Graphlet-based edge clustering reveals pathogen-interacting proteins
Motivation: Prediction of protein function from protein interaction networks has received attention in the post-genomic era. A popular strategy has been to cluster the network into functionally coherent groups of proteins and assign the entire cluster with a function based on functions of its annotated members. Traditionally, network research has focused on clustering of nodes. However, clustering of edges may be preferred: nodes belong to multiple functional groups, but clustering of nodes typically cannot capture the group overlap, while clustering of edges can. Clustering of adjacent edges that share many neighbors was proposed recently, outperforming different node clustering methods. However, since some biological processes can have characteristic ‘signatures’ throughout the network, not just locally, it may be of interest to consider edges that are not necessarily adjacent.

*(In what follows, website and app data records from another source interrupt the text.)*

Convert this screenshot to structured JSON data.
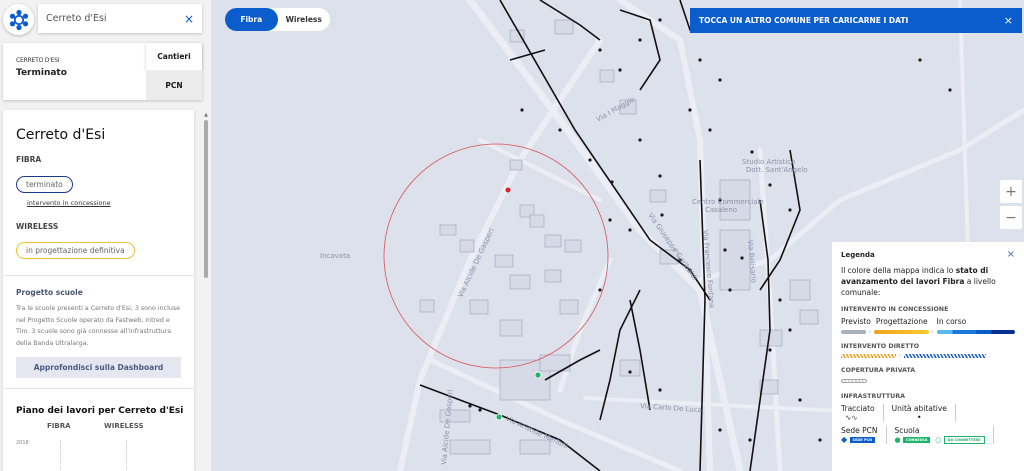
{
  "search": {
    "value": "Cerreto d'Esi",
    "clear_icon": "×"
  },
  "info": {
    "comune": "CERRETO D'ESI",
    "status": "Terminato",
    "btn_cantieri": "Cantieri",
    "btn_pcn": "PCN"
  },
  "panel": {
    "title": "Cerreto d'Esi",
    "fibra_label": "FIBRA",
    "fibra_status": "terminato",
    "fibra_link": "intervento in concessione",
    "wireless_label": "WIRELESS",
    "wireless_status": "in progettazione definitiva",
    "scuole_title": "Progetto scuole",
    "scuole_text": "Tra le scuole presenti a Cerreto d'Esi, 3 sono incluse nel Progetto Scuole operato da Fastweb, Intred e Tim. 3 scuole sono già connesse all'infrastruttura della Banda Ultralarga.",
    "dashboard_btn": "Approfondisci sulla Dashboard",
    "piano_title": "Piano dei lavori per Cerreto d'Esi",
    "col_fibra": "FIBRA",
    "col_wireless": "WIRELESS",
    "year": "2018"
  },
  "toggle": {
    "fibra": "Fibra",
    "wireless": "Wireless",
    "active": "fibra"
  },
  "banner": {
    "text": "TOCCA UN ALTRO COMUNE PER CARICARNE I DATI",
    "close": "×"
  },
  "zoom": {
    "in": "+",
    "out": "−"
  },
  "map_labels": {
    "incavata": "Incavata",
    "maggio": "Via I Maggio",
    "studio1": "Studio Artistico",
    "studio2": "Dott. Sant'Angelo",
    "centro1": "Centro Commerciale",
    "centro2": "Casaleno",
    "degasperi": "Via Alcide De Gasperi",
    "degasperi2": "Via Alcide De Gasperi",
    "garibaldi": "Via Giuseppe Garibaldi",
    "fontana": "Via Francesco Fontana",
    "belisario": "Via Belisario",
    "merloni": "Via Aristide Merloni",
    "deluca": "Via Carlo De Luca"
  },
  "legend": {
    "title": "Legenda",
    "close": "×",
    "desc_pre": "Il colore della mappa indica lo ",
    "desc_bold": "stato di avanzamento dei lavori Fibra",
    "desc_post": " a livello comunale:",
    "concessione": "INTERVENTO IN CONCESSIONE",
    "previsto": "Previsto",
    "progettazione": "Progettazione",
    "in_corso": "In corso",
    "diretto": "INTERVENTO DIRETTO",
    "privata": "COPERTURA PRIVATA",
    "infrastruttura": "INFRASTRUTTURA",
    "tracciato": "Tracciato",
    "unita": "Unità abitative",
    "sede_pcn": "Sede PCN",
    "scuola": "Scuola",
    "tag_sede": "SEDE PCN",
    "tag_connessa": "CONNESSA",
    "tag_da": "DA CONNETTERE"
  },
  "colors": {
    "accent": "#0b5ccc",
    "map_bg": "#dde1ec",
    "fibra_border": "#1c3a8c",
    "wireless_border": "#f0c030",
    "school": "#1db36b",
    "marker": "#e0202a"
  }
}
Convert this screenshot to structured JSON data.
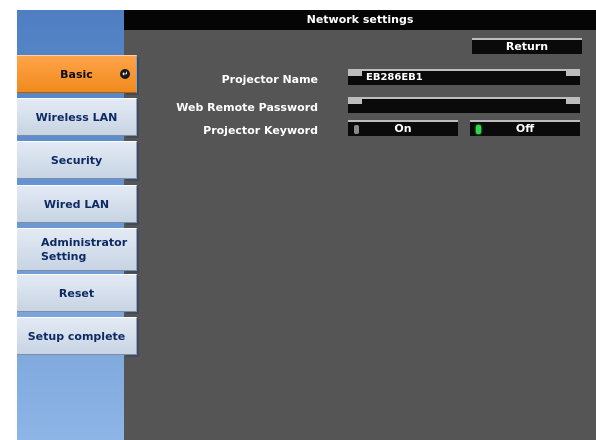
{
  "window": {
    "title": "Network settings"
  },
  "sidebar": {
    "items": [
      {
        "label": "Basic",
        "active": true
      },
      {
        "label": "Wireless LAN"
      },
      {
        "label": "Security"
      },
      {
        "label": "Wired LAN"
      },
      {
        "label": "Administrator Setting"
      },
      {
        "label": "Reset"
      },
      {
        "label": "Setup complete"
      }
    ]
  },
  "toolbar": {
    "return_label": "Return"
  },
  "form": {
    "projector_name": {
      "label": "Projector Name",
      "value": "EB286EB1"
    },
    "web_remote_password": {
      "label": "Web Remote Password",
      "value": ""
    },
    "projector_keyword": {
      "label": "Projector Keyword",
      "options": [
        "On",
        "Off"
      ],
      "selected": "Off"
    }
  },
  "colors": {
    "accent": "#f08a1c",
    "selected_indicator": "#2ed84a",
    "panel": "#555555",
    "titlebar": "#050505"
  },
  "icons": {
    "active_item": "enter-arrow-icon"
  }
}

Results: We design a sensitive measure of the ‘topological similarity’ of edges that can deal with edges that are not necessarily adjacent. We cluster edges that are similar according to our measure in different baker's yeast protein interaction networks, outperforming existing node and edge clustering approaches. We apply our approach to the human network to predict new pathogen-interacting proteins. This is important, since these proteins represent drug target candidates.